  • The Traumatic Brain Injury Model Systems (TBIMS) is the largest longitudinal TBI data set in the world. Our study reviews the works using TBIMS data for analysis in the last 5 years. A search (2015-2020) was conducted across PubMed, EMBASE, and Google Scholar for studies that used the National Institute on Disability, Independent Living and Rehabilitation Research NIDILRR/VA-TBIMS data. Search terms were as follows: ["TBIMS" national database] within PubMed and Google Scholar, and ["TBIMS" AND national AND database] on EMBASE. Data sources, study foci (in terms of data processing and outcomes), study outcomes, and follow-up information usage were collected to categorize the studies included in this review. Variable usage in terms of TBIMS' form-based variable groups and limitations from each study were also noted. Assessment was made on how TBIMS' objectives were met by the studies. Of the 74 articles reviewed, 23 used TBIMS along with other data sets. Fifty-four studies focused on specific outcome measures only, 6 assessed data aspects as a major focus, and 13 explored both. Sample sizes of the included studies ranged from 11 to 15,835. Forty-two of the 60 longitudinal studies assessed follow-up from 1 to 5 years, and 15 studies used 10 to 25 years of the same. Prominent variable groups as outcome measures were "Employment," "FIM," "DRS," "PART-O," "Satisfaction with Life," "PHQ-9," and "GOS-E." Limited numbers of studies were published regarding tobacco consumption, the Brief Test of Adult Cognition by Telephone (BTACT), the Supervision Rating Scale (SRS), general health, and comorbidities as variables of interest. Generalizability was the most significant limitation mentioned by the studies. The TBIMS is a rich resource for large-sample longitudinal analyses of various TBI outcomes.

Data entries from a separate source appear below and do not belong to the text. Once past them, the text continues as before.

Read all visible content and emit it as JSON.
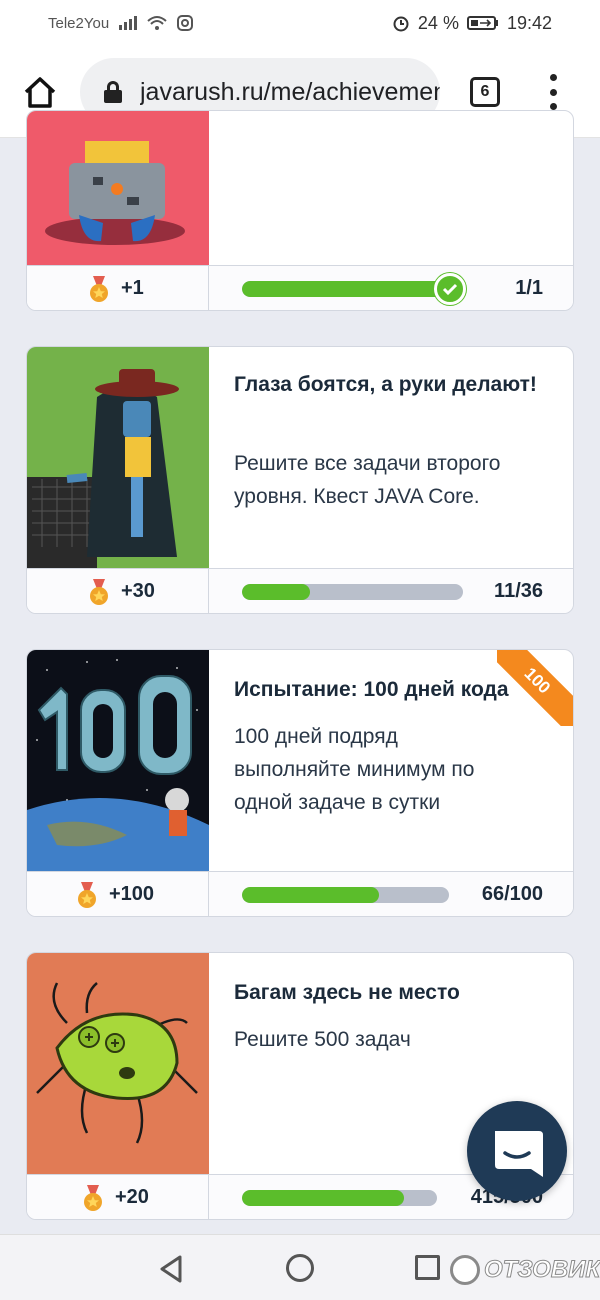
{
  "status_bar": {
    "carrier": "Tele2You",
    "battery": "24 %",
    "time": "19:42"
  },
  "browser": {
    "url": "javarush.ru/me/achievements",
    "tabs_count": "6"
  },
  "cards": [
    {
      "title": "",
      "description": "",
      "reward": "+1",
      "progress_text": "1/1",
      "progress": 1.0,
      "completed": true
    },
    {
      "title": "Глаза боятся, а руки делают!",
      "description": "Решите все задачи второго уровня. Квест JAVA Core.",
      "reward": "+30",
      "progress_text": "11/36",
      "progress": 0.306
    },
    {
      "title": "Испытание: 100 дней кода",
      "description": "100 дней подряд выполняйте минимум по одной задаче в сутки",
      "reward": "+100",
      "progress_text": "66/100",
      "progress": 0.66,
      "ribbon": "100"
    },
    {
      "title": "Багам здесь не место",
      "description": "Решите 500 задач",
      "reward": "+20",
      "progress_text": "415/500",
      "progress": 0.83
    }
  ],
  "watermark": "ОТЗОВИК",
  "colors": {
    "progress_fill": "#5bbd2b",
    "progress_track": "#b9bfcb",
    "ribbon": "#f4891e",
    "chat_button": "#1f3a56",
    "page_bg": "#e9ebf2"
  },
  "icons": [
    "home-icon",
    "lock-icon",
    "tabs-icon",
    "more-vert-icon",
    "medal-icon",
    "check-icon",
    "chat-icon",
    "nav-back-icon",
    "nav-home-icon",
    "nav-recent-icon"
  ]
}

Future efforts should focus on under-utilized variables and improving generalizability by validation of results across large-scale TBI data sets to better understand the heterogeneity of TBI.

publication date

  • 2021